NEW YORK (Reuters) - Boeing Co
The move will reduce Boeing's reliance on unionized engineers in the Seattle area, and follows other steps Boeing has made to move jobs outside the state this year.
Boeing is also entertaining proposals to place the factory for its newest jetliner, the 777X, outside Washington in part to avoid union conflicts. The $10 billion factory will generate an estimated $20 billion in economic benefits over the years to the winning state, according to one forecast.
In May Boeing said it would put design and support centers around the country, reducing those jobs in Washington. In October, it said it is placing significant amounts of engineering design work for the 777X outside Washington state.
On Thursday, Boeing said it plans to create research-and-technology centers at five locations around the country, which will add 300 to 400 jobs at each location. The centers will employ about 4,000 total. The centers are all in states that have proposed giving Boeing tax breaks or other incentives to attract the factory.
Boeing said Thursday's announcement was separate from the 777X contest.
"The decision on where to locate the 777x is not related to this realignment," said Tom Koehler, a Boeing spokesman.
The centers will be in Huntsville, Alabama; Southern California; St. Louis, Missouri; North Charleston, South Carolina; and Seattle.
The moves will be made with "a combination of layoffs, relocations, attrition and new hiring in the growth sites," Koehler said.
The reorganization will decrease the number of workers in the Seattle area by 800 to 1,200, Koehler said.
That includes 500 to 800 workers represented by the Society of Professional Engineering Employees in Aerospace (SPEEA). About 300 to 500 will be non-union workers or managers, he said.
SPEEA declined to comment.
"I am disappointed," Washington state Gov. Jay Inslee said of Boeing's plan to move the research jobs. He said the action shows why Washington is "working so hard to ensure the 777X and its carbon fiber wing are designed and built in our state."
Washington state last month approved $8.7 billion in tax breaks for Boeing and the aerospace industry if it builds the 777X in the state.
Missouri Gov. Jay Nixon announced the creation of up to 400 new jobs at the same time as Boeing announced the realignment.
The jobs are in addition to 400 that Boeing had already pledged to establish in Missouri, and will be eligible for tax credits of up to $16.8 million over six years, the state said.
"If there are jobs created and retained, there are going to be incentives," said Scott Holster, a spokesman for the governor.
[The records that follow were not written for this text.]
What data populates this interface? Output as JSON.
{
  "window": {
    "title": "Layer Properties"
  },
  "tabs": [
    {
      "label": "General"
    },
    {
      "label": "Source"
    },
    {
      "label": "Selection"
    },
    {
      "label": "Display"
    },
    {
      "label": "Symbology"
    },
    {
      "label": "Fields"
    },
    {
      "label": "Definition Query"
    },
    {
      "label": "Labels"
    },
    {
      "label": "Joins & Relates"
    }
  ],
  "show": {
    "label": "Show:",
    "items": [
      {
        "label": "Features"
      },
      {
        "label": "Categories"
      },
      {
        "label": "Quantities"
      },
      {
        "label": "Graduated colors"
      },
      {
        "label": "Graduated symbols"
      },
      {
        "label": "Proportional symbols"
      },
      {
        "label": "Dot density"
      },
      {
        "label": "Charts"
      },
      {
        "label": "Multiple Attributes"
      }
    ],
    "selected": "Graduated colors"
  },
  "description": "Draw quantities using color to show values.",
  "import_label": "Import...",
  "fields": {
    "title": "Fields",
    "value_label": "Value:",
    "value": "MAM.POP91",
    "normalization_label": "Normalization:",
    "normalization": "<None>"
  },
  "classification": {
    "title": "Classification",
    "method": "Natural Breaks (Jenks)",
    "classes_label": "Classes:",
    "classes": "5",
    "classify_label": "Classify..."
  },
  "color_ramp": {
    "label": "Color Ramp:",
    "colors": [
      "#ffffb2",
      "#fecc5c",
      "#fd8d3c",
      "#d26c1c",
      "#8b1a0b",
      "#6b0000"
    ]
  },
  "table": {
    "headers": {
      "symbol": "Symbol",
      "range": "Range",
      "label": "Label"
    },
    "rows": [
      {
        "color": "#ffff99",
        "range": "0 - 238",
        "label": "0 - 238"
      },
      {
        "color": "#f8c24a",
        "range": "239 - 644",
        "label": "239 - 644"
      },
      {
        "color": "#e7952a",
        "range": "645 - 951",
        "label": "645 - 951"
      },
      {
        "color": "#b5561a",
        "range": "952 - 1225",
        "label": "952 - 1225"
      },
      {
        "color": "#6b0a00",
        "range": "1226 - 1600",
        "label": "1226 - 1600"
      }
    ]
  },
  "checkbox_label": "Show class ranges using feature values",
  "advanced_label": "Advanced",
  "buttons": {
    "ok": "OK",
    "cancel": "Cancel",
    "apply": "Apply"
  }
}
Also on Thursday, the machinists union met for a third day with Boeing in Seattle in an effort to restart talks that could bring work on Boeing's new 777X jet to Washington.
The machinists strongly rejected a labor contract offer from Boeing that would have ensured the new 777X factory is located in Washington state. The rejection prompted Boeing to seek bids from more than a dozen other states.
(Additional reporting by Jonathan Kaminsky; Editing by Bob Burgdorfer)